guard apr13_000_Benchmark_nov12 04/03/2013 16:33 Page 1
Guard Tour Systems

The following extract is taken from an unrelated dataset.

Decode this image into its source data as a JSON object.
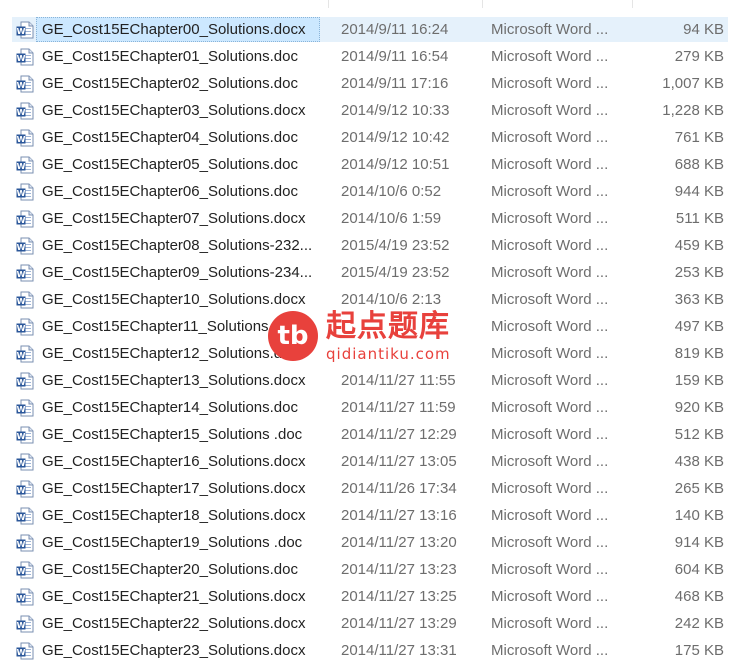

Man Management ystems which use a high degree of technology have some very positive benefits for those that are seeking security, safety and protection of assets and people. Where installed correctly and made up of credible and proven devices, such systems can operate around the clock, without any need for downtime. The systems are always alert, consistently in position, and do not suffer from distractions or indiscretions. Whilst it often said that an electronic system won’t have a nap the minute your back is turned, or help themselves to the office stationery, it must also be said that there is one thing that a manned presence can do which an electronic system cannot; apply reason to a situation. With a system, things are very linear. If a person is detected in an area that should be clear, then it is an alarm condition. Either there is a person there, or there isn’t, and that’s all that matters to a system. Who that person might be, why they are there, and how they got there doesn’t really change the circumstance. Where a manned element excels is precisely with regard to the application of reason. They can assess the situation, gather facts, establish the full circumstances and make an informed decision. That factor alone makes the man and machine interface so valuable.
In harmony? It has to be said that the earlier versions of today’s guard management systems existed for one main reason. Watch-clocks were introduced to stop guards and night watchmen from simply spending the night asleep at their post, or nipping off home as soon as everyone else had left the premises. The units were passive, and included a mechanism which printed an ID number embossed on a key alongside a time stamp. The keys would then be hung on chains at the extreme points of a patrol that the guard was supposed to carry out. On arrival at the checkpoints, the key was inserted into the watch-clock and turned. The imprint onto the paper disk or tape then served as evidence that the patrol had been carried out. A supervisor could then collect the media from the watch-clock, and check when the
There are a number of sites that utilise manned services in conjunction with systems-based solutions. The combination of man and machine works well with one proviso; the system must incorporate an element to ensure that the man delivers his part of the solution without the frailties of human nature getting in the way. Benchmark considers how technology can play a role.
patrols were carried out, and how long had been spent between the various points of the patrol. Whilst this ensured that the company only paid the guard if patrols were carried out as specified, it did little to assist the guard or offer protection should an incident occur. In today’s sector, initiatives such as the Private Security Industry Act, alongside better levels of training, support and on-going assessment, ensure that the manned sector has moved forwards with regards to credibility. Many of the issues that affected the reputation of manned guarding as an industry have been minimised. More importantly, passive systems have been replaced with active solutions that not only ensure that patrols are being carried out, but also afford a higher degree of protection to the on-site personnel. Indeed, some systems can assist if and when a worse-case scenario unfolds. www.benchmarkmagazine.com
Benchmark April 2013